One of this writer and science fiction fan's most vivid memories of Battlestar Galactica's first season was the survival story of Kara "Starbuck" Thrace on a nearby moon separated from the surviving human fleet.
The Red Planet visual aesthetic and vibe of Battlestar Galactica, Season One, Episode 5, You Can't Go Home Again following Starbuck's narrow escape from a Cylon battle in Act Of Contrition (E4) left an impression. Visually the creators of the episode nail it. With her Viper destroyed Starbuck is forced to abort to a nearby moon parachuting in along with a sole Cylon Raider also damaged in the attack. The creators take us into the world of the enemy and Kara's own determination.
With her Viper out of flight commission and her oxygen running out (once again dramatically racing against the clock as the fleet did in 33), Starbuck works desperately to get the Cylon Raider back in service to escape the moon and return to the Galactica before leaving the sector.
One of the most intriguing sequences visually comes in the form of the realization by Starbuck that the Cylon Raiders themselves in the new series are completely filled with bio-mechanical guts rather than actual centurion pilots. In a nice bit of mythology building for the new series versus the old is discovering that the spacecrafts for the Cylons are essentially alive. They are bio-engineered to operate without Centurions as it was in the original show as we so vividly recall the trio of centurion pilots in the original craft. It's a clever evolution and avenue for the new series.
The Cylon Raiders themselves are a slick, crescent moon-shaped craft in the new series, though nothing quite matches the design of those classic Cylon Raider originals. Still, the face of the new Raider pays homage to the old Cylons in appearance. They are of a simple design and effective and easily as sleek as the classic vessel, just not quite as a appealing in their lack of detail.

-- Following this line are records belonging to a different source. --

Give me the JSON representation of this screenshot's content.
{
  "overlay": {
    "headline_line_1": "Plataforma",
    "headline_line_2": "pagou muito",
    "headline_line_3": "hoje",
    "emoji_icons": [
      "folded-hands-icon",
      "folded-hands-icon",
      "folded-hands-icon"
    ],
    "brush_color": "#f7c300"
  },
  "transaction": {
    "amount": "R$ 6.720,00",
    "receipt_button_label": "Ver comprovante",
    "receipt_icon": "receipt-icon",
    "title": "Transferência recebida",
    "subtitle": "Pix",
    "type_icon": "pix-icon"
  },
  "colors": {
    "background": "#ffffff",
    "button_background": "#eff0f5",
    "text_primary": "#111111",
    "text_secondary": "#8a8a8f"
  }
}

One of the most interesting sequences is Commander Adama snapping at Colonel Tigh out of desperation and seeming guilt over the loss of Starbuck particularly following his unresolved exchange with her in Act Of Contrition. It's a powerful moment and one that reflects his love for Starbuck and his love for the pilots and crew of his ship.
One thread in this first season that continues to underwhelm is Karl Agathon or Helo with Sharon running about Caprica in a survival mode of their own as they try to determine a way off the planet. It's simply not especially gripping and those roving Cylons look just unimpressive with over a decade and half of aging computer animation. A revisit of the series wouldn't hurt in time.
You Can't Go Home Again displays a battle of wills between the military arm (Adama) of the fleet (though there are some intense and compelling moments between Tigh and Adama internally) and the civilian leadership (Roslin). Both are at odds and continue to set up the ongoing human conflict within the fleet of hawks and doves. Adama sees the needs of the one in Starbuck, personal as it may be, outweigh the needs of the many. This is clearly the grittier flipside of that selfless Star Trek II: The Wrath Of Khan outlook when Spock declares "The needs of the many outweigh" the needs of the few "or the one" which is the antithesis of the events in question here.
Upon introspection Adama and the crew prepare for jump to the next system, but not before Starbuck, operating inside of Cylon gore, makes it back to the Galactica.
The final scene between Starbuck and Commander Adama brings us full circle to those initial heart-wrenching moments in Act Of Contrition between the two. The paternalistic Adama ameliorates the falling out and repairs their bond by underscoring Kara as family with a kiss on her forehead relieved she is alive and back on board. With Zak gone this family may not be able to go back home the way it was ever again, but the bonds they form aboard the Galactica will continue to bring them home to each other. Family will endure in yet another form.
You Can't Go Home Again turns out another solid entry in the series first season and delivering closure on a high note, relatively speaking, one of the more optimistic of the series. It was also a highlight for the character played memorably by actress Katee Sackhoff.
Writer: Carla Robinson.
Director: Sergio Mimica-Gezzan (Raised By Wolves, The Terror, Invasion, Falling Skies and Terminator: The Sarah Connor Chronicles).